We all have certain aspects of our online life that we would prefer to keep private. Cookies, however, can sometimes make that difficult.
Let’s say you’ve been doing some online shopping for a surprise birthday gift. If another user accesses the same website on your device, the cookies stored from your previous session may present them with product recommendations based on your browsing. Suddenly, your surprise isn’t so surprising.
This potential for exposure of sensitive or personal browsing information could get you into a lot of trouble, depending on the situation.
10. Potential for Cross-Site Scripting (XSS) attacks
While it’s relatively rare, cookies can be exploited in what are known as Cross-Site Scripting or XSS attacks. In an XSS attack, malicious scripts are injected into trusted websites, which can then be used to access cookie data and potentially steal sensitive information.
11. Decreased device performance
As mentioned earlier, cookies take up storage space on your device. If you’re dealing with an older device, or one with limited storage, those bits and bytes can add up. Over time, you may notice a decrease in device performance due to the accumulation of cookies.
Wrapping things up
Hmm, those seemingly innocent cookies are a little more complicated than they look, aren’t they?

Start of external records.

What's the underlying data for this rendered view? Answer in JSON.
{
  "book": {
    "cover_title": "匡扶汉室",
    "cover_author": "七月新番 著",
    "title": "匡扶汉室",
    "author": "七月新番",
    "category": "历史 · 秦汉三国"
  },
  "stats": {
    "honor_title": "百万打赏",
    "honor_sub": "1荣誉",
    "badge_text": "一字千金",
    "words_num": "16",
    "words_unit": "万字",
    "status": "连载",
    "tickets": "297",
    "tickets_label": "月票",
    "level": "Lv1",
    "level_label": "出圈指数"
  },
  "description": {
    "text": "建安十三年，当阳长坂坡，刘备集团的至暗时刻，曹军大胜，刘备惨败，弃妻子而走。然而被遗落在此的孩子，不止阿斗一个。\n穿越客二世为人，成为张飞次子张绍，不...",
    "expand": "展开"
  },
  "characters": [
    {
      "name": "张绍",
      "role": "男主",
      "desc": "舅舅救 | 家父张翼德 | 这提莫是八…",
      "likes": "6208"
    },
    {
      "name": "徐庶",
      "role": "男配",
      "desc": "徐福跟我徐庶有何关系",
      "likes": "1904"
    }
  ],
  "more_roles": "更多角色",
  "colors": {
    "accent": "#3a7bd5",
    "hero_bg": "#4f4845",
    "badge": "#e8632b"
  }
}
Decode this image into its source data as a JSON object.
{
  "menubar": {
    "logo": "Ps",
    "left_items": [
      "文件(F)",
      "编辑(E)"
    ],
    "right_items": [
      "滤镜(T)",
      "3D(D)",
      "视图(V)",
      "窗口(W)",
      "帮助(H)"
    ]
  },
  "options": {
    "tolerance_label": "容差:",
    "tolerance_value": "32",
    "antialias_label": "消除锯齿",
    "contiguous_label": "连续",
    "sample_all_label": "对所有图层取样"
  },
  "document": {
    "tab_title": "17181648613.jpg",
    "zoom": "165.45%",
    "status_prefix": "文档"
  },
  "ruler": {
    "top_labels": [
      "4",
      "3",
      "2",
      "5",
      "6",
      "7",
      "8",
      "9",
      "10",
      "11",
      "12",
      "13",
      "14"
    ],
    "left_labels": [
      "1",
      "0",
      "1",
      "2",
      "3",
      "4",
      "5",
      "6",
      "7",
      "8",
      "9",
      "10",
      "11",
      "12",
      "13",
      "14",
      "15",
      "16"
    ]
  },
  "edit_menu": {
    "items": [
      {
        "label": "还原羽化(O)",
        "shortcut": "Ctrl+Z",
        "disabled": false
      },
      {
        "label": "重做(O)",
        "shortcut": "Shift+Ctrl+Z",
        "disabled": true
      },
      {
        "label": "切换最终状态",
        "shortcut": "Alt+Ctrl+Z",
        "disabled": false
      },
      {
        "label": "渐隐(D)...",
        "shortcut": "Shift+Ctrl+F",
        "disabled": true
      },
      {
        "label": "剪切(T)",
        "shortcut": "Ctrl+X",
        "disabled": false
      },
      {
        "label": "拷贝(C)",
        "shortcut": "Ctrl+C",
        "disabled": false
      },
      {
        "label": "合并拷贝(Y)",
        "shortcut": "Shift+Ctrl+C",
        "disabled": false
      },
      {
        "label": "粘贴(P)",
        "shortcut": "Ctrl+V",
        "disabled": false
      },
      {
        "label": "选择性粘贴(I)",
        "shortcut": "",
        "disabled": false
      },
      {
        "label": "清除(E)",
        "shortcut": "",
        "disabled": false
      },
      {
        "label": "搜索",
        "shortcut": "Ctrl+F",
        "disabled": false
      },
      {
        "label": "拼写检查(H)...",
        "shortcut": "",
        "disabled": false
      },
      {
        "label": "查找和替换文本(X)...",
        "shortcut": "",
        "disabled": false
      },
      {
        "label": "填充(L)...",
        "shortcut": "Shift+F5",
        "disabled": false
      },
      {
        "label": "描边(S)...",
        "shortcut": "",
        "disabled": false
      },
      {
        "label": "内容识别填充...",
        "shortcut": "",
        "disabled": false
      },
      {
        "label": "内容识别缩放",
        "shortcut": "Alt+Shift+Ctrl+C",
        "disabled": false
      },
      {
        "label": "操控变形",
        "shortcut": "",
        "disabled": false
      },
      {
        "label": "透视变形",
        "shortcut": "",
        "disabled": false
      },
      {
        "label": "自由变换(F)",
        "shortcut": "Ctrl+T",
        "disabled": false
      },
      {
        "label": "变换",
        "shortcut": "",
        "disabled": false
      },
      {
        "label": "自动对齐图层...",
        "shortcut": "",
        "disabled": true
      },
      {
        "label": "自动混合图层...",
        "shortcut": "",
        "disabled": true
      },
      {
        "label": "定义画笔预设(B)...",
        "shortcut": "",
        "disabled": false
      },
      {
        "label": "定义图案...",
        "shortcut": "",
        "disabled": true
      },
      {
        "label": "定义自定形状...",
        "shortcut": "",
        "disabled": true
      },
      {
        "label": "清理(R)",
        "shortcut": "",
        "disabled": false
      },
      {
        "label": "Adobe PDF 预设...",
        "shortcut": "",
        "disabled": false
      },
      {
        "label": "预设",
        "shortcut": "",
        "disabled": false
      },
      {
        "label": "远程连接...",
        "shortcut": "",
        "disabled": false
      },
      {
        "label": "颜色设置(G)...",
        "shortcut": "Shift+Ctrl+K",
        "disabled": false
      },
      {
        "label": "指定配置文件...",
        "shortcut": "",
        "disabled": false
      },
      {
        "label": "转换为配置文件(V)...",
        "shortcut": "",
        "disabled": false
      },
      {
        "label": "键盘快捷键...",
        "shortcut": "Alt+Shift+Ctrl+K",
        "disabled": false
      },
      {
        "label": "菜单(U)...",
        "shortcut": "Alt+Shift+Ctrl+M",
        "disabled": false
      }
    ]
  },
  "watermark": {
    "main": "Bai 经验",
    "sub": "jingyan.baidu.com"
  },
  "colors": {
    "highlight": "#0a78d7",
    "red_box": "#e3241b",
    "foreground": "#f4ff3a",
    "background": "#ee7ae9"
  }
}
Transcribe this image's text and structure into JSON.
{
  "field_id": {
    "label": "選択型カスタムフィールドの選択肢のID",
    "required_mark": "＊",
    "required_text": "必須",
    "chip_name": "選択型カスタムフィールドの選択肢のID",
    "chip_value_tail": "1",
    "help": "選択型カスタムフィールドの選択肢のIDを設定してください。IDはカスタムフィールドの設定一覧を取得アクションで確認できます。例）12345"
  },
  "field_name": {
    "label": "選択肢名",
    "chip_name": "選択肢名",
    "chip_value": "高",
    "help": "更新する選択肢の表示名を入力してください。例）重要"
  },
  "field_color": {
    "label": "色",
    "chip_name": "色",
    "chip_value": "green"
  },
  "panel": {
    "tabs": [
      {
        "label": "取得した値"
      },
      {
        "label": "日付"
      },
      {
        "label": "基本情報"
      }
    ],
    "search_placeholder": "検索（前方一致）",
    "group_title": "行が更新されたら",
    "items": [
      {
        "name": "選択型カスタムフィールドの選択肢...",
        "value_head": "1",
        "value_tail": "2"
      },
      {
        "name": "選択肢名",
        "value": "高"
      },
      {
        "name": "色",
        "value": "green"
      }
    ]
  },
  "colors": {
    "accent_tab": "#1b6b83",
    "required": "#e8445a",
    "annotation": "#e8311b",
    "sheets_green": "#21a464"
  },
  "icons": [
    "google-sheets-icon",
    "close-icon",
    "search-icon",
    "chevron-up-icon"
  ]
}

Like a tale right out of Hansel and Gretel, these digital breadcrumbs might lead you down a path filled with targeted ads, privacy concerns, and unexpected gift spoilers. However, just like in the fairy tale, with a little caution and cunning, you can navigate your way through this digital forest.
Remember, while cookies aren’t inherently malevolent (they’re more like a friendly giant who doesn’t know his own strength), it’s always wise to understand what you’re getting into before you accept that warm plate of pixelated pastries.
After all, in the online world, be mindful that if you’re not paying for a product, you’re often the product! And isn’t that a thought that takes the ‘sweet’ right out of ‘cookies’?